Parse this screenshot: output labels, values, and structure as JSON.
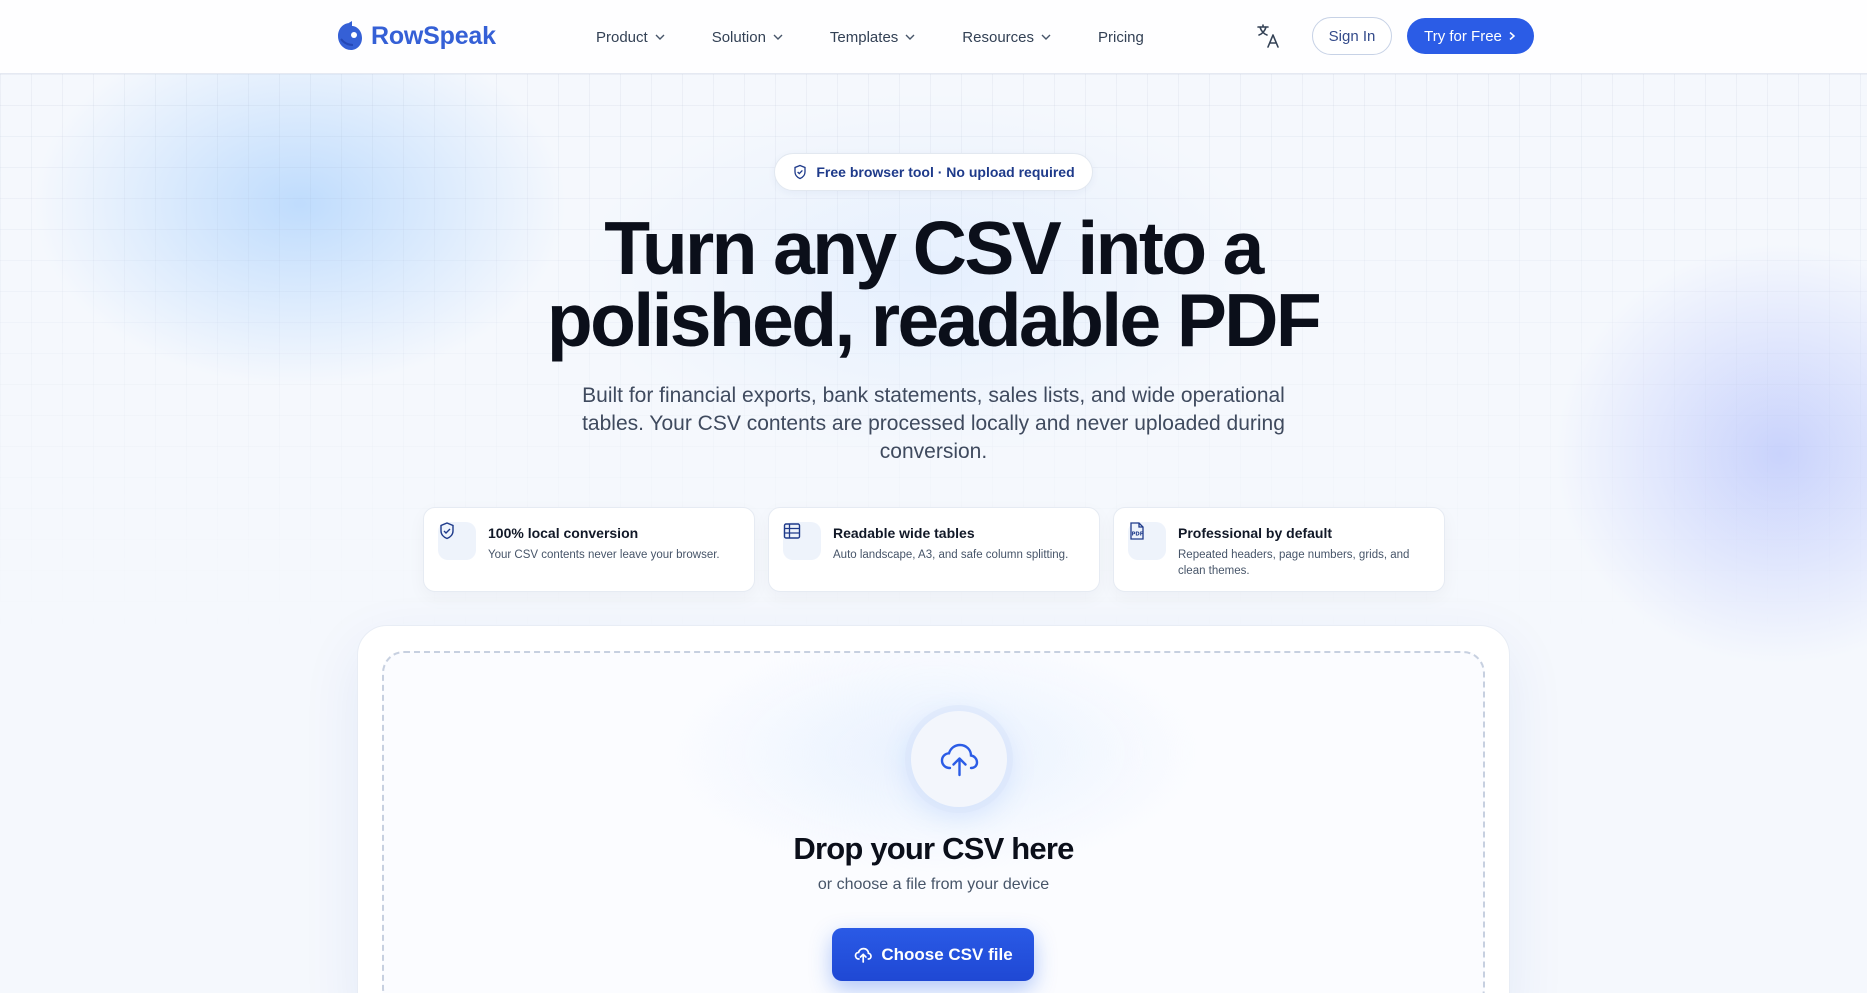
{
  "brand": {
    "name": "RowSpeak",
    "accent": "#2b5ce6",
    "logo_color": "#3560d6"
  },
  "nav": {
    "items": [
      {
        "label": "Product",
        "has_dropdown": true
      },
      {
        "label": "Solution",
        "has_dropdown": true
      },
      {
        "label": "Templates",
        "has_dropdown": true
      },
      {
        "label": "Resources",
        "has_dropdown": true
      },
      {
        "label": "Pricing",
        "has_dropdown": false
      }
    ],
    "language_icon": "translate-icon",
    "sign_in": "Sign In",
    "cta": "Try for Free"
  },
  "hero": {
    "badge": "Free browser tool · No upload required",
    "badge_icon": "shield-check-icon",
    "title_line1": "Turn any CSV into a",
    "title_line2": "polished, readable PDF",
    "subtitle": "Built for financial exports, bank statements, sales lists, and wide operational tables. Your CSV contents are processed locally and never uploaded during conversion."
  },
  "features": [
    {
      "icon": "shield-check-icon",
      "title": "100% local conversion",
      "description": "Your CSV contents never leave your browser."
    },
    {
      "icon": "table-icon",
      "title": "Readable wide tables",
      "description": "Auto landscape, A3, and safe column splitting."
    },
    {
      "icon": "pdf-file-icon",
      "title": "Professional by default",
      "description": "Repeated headers, page numbers, grids, and clean themes."
    }
  ],
  "upload": {
    "icon": "cloud-upload-icon",
    "title": "Drop your CSV here",
    "subtitle": "or choose a file from your device",
    "button": "Choose CSV file"
  }
}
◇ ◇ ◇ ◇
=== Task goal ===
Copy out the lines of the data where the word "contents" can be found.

=== Exercise solution ===
    "subtitle": "Built for financial exports, bank statements, sales lists, and wide operational tables. Your CSV contents are processed locally and never uploaded during conversion."
      "description": "Your CSV contents never leave your browser."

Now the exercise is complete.